Participants and hosts of an audio conference can do a few simple steps to make sure it is a successful meeting for everyone. The items below are protocols that should be followed for every audio meeting.
If you are hosting:
– Arrive early, prep and ready your presentation
– Connect with your support team ahead of time, make sure you have their contact info
– Ask everyone on the call to mute when the meeting starts to avoid unwanted sounds
– Talk into the handheld mic if you have one, if you are using a clip-on mic, make sure it is set up correctly
– During Q&A always repeat asked questions
If you are participating:
– Call in 10-15 minutes early and introduce yourself
– Mute your mic/phone when the meeting begins, only unmute when asking a question
– Do not put your call on hold
Arrive Early, Prep and Get Technical Support
Hosts are encouraged to arrive well before the meeting begins to make sure the technical aspect of people calling in and being connected runs smoothly. Technical support should be in place on site during the meeting or at least available on-call via the Contact Center. The host should be familiar with how to get help as quickly as possible. One technical issue can hold up a meeting with dozens of participants, so it is worth it to arrive early, prep and make sure technical assistance is in place if needed.
As people enter the audio meeting, be sure to greet them. Just a quick hello to see who has called in. It may be hard to tell who has called in or who is on the line. A quick greeting will convey to the room who in attending on the audio call.
As the meeting begins, take a moment to let people on the phone introduce themselves.

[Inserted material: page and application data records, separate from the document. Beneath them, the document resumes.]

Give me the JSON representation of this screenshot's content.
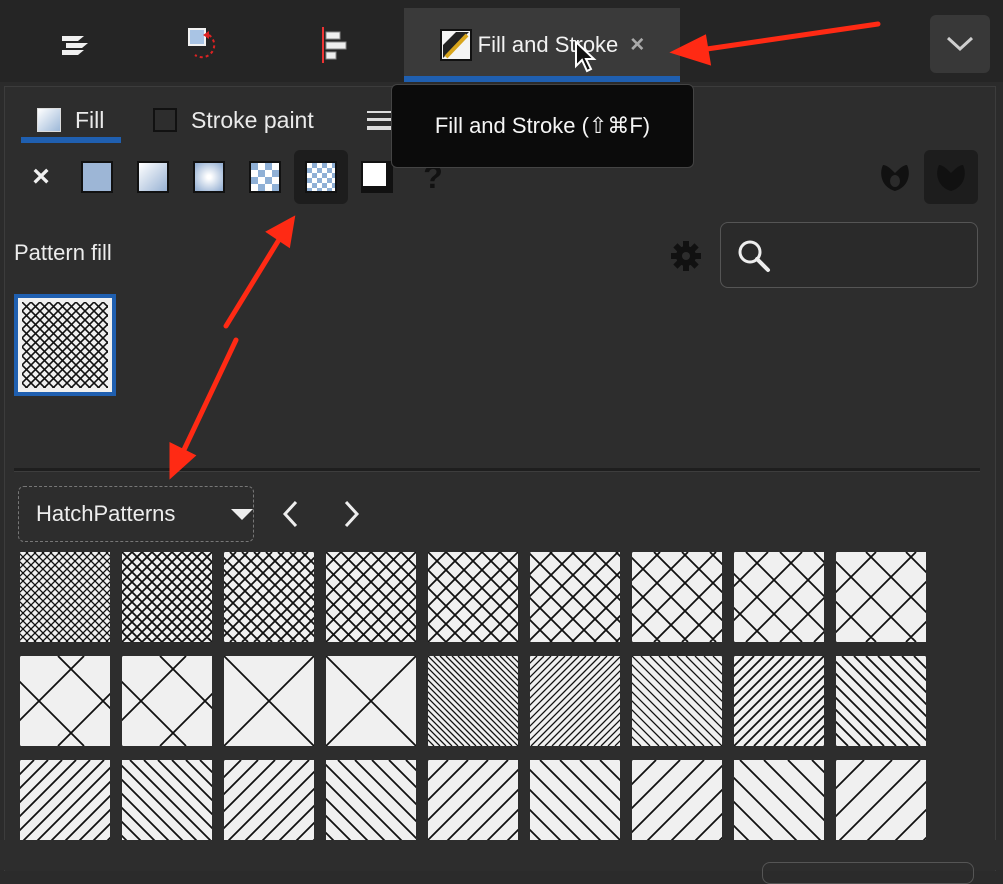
{
  "dock": {
    "tabs": [
      {
        "name": "objects",
        "icon": "layers-icon"
      },
      {
        "name": "transform",
        "icon": "transform-icon"
      },
      {
        "name": "align",
        "icon": "align-icon"
      },
      {
        "name": "fill-and-stroke",
        "label": "Fill and Stroke",
        "icon": "fill-stroke-icon",
        "active": true
      }
    ],
    "close_label": "×",
    "menu_icon": "chevron-down-icon"
  },
  "tooltip": {
    "text": "Fill and Stroke (⇧⌘F)"
  },
  "subtabs": {
    "fill": "Fill",
    "stroke_paint": "Stroke paint",
    "stroke_style": "Stroke style"
  },
  "fill_modes": [
    {
      "name": "no-paint",
      "glyph": "×"
    },
    {
      "name": "flat-color"
    },
    {
      "name": "linear-gradient"
    },
    {
      "name": "radial-gradient"
    },
    {
      "name": "mesh-gradient"
    },
    {
      "name": "pattern",
      "active": true
    },
    {
      "name": "swatch"
    },
    {
      "name": "unset",
      "glyph": "?"
    }
  ],
  "fill_rules": [
    {
      "name": "even-odd"
    },
    {
      "name": "nonzero",
      "active": true
    }
  ],
  "pattern_section": {
    "label": "Pattern fill",
    "search_placeholder": ""
  },
  "collection": {
    "selected": "HatchPatterns",
    "prev_icon": "chevron-left-icon",
    "next_icon": "chevron-right-icon"
  },
  "colors": {
    "accent": "#1f5fb0",
    "annotation_arrow": "#ff2a14",
    "panel_bg": "#2d2d2d",
    "pattern_bg": "#f0f0f0"
  }
}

The most important thing a host can do, right before the meeting is about to begin, is ask everyone on the audio call to mute their microphones. Often a meeting will begin without the remote audio participants muting their microphones. When a call is not muted, even if the person thinks they are being quite, sounds such as papers moving on a desk or typing can be loud and distracting to the entire audio conference. Typically it only takes one person, not muted, to cause an on-going distraction during a meet. Everyone should have their mic muted and then unmute when they need to ask a question. Also participants should not put their call in hold, as this will transmit background on-hold music to the entire audio conference.
If a sound is heard on the phone during the meeting, it is not advised to drop everything, stop the presentation and immediately ask who is there. It disrupts the flow of the meet and also puts the person calling in immediately on the spot. Wait for a natural break in the proceedings and then ask if anyone new has just called in. This will give the person a bit of time to settle in if they called in late and it won’t disrupt what is currently being presented.

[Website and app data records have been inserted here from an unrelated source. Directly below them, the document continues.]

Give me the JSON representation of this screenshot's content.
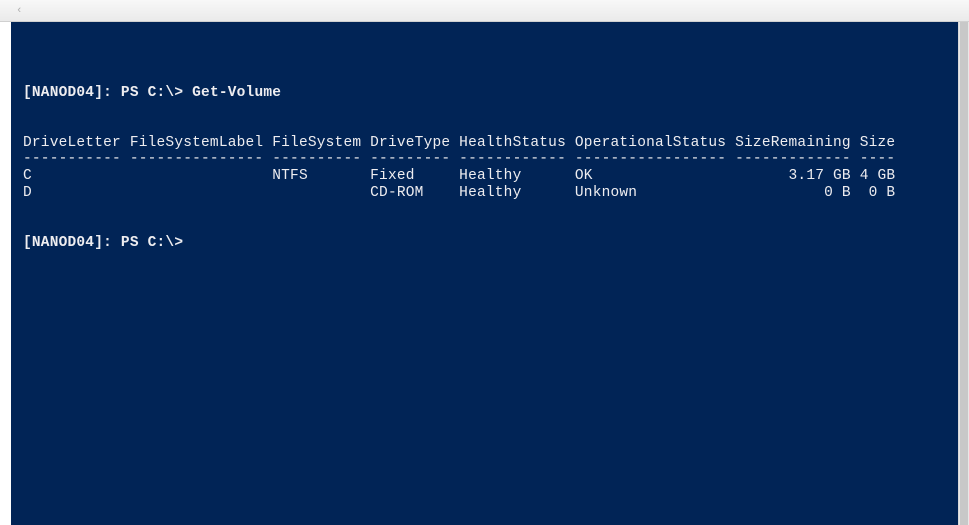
{
  "titlebar": {
    "back_icon": "‹"
  },
  "terminal": {
    "prompt1_host": "[NANOD04]: PS C:\\> ",
    "command1": "Get-Volume",
    "headers": "DriveLetter FileSystemLabel FileSystem DriveType HealthStatus OperationalStatus SizeRemaining Size",
    "separator": "----------- --------------- ---------- --------- ------------ ----------------- ------------- ----",
    "rows": [
      "C                           NTFS       Fixed     Healthy      OK                      3.17 GB 4 GB",
      "D                                      CD-ROM    Healthy      Unknown                     0 B  0 B"
    ],
    "prompt2": "[NANOD04]: PS C:\\>"
  },
  "chart_data": {
    "type": "table",
    "title": "Get-Volume",
    "columns": [
      "DriveLetter",
      "FileSystemLabel",
      "FileSystem",
      "DriveType",
      "HealthStatus",
      "OperationalStatus",
      "SizeRemaining",
      "Size"
    ],
    "data": [
      {
        "DriveLetter": "C",
        "FileSystemLabel": "",
        "FileSystem": "NTFS",
        "DriveType": "Fixed",
        "HealthStatus": "Healthy",
        "OperationalStatus": "OK",
        "SizeRemaining": "3.17 GB",
        "Size": "4 GB"
      },
      {
        "DriveLetter": "D",
        "FileSystemLabel": "",
        "FileSystem": "",
        "DriveType": "CD-ROM",
        "HealthStatus": "Healthy",
        "OperationalStatus": "Unknown",
        "SizeRemaining": "0 B",
        "Size": "0 B"
      }
    ]
  }
}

Talk Into the Microphone
If you are standing at a podium, make sure you are near the microphone. If available, use a clip-on or handheld microphone to amplify your voice. One of the most common problems with audio conferences is when remote participants can’t clearly hear the host. This happens because they are wandering away from a mic on a podium or if they are not using a mic that is part of the sound system. Many hosts feel they can talk loud enough and can be heard “in the room” but remember there are many participants who are calling in remotely who may be straining to hear the host. Some rooms have microphones on the ceiling, and will pick up everything equally. But if you are hosting a conference and microphones are available on a podium, hand-held or clip-on, make sure to use them so remote people can hear you clearly. Also never hold a clip-on mic, use a handheld or put a clip-on mic on your shirt for best quality.
Repeat Asked Questions
Always repeat a question that is asked in the room, especially if you are up in front a large room with attendees. Especially if you are using a hand-held or clip-on microphone, it is always best to repeat a question that is asked in the room. Sometimes it will be hard to hear the question for people calling in remotely, so repeating the question helps amplify and summarize before the answer takes place.
Call in Early and Introduce Yourself
Before the meeting begins, remember to say hello and introduce yourself to the room when you call in. It is always best to call in 10-15 minutes early, before the meeting even begins. This allows time to do any trouble shooting that may be needed if you have issues connecting.
The most important thing a participant can do who is attending an audio meeting is to mute their microphone. After you have introduced yourself and the meeting has started, remember to mute your phone. This will ensure that no noise from your location is transmitted to all the participants in the meeting, such as papers being moved or typing. Even if you feel like you are being silent, audio devices are very sensitive and will pick up even ambient room noise. If you need to ask a question or comment, just unmute and then return to mute after you are done. It only takes one person who is not muted to distract the entire audio conference.
Do Not Put Your Call On-Hold
Do not put your phone on hold at anytime during the conference. This will transmit on-hold music to everyone listening in.
If you need additional help or support for audio conferences please call the Contact Center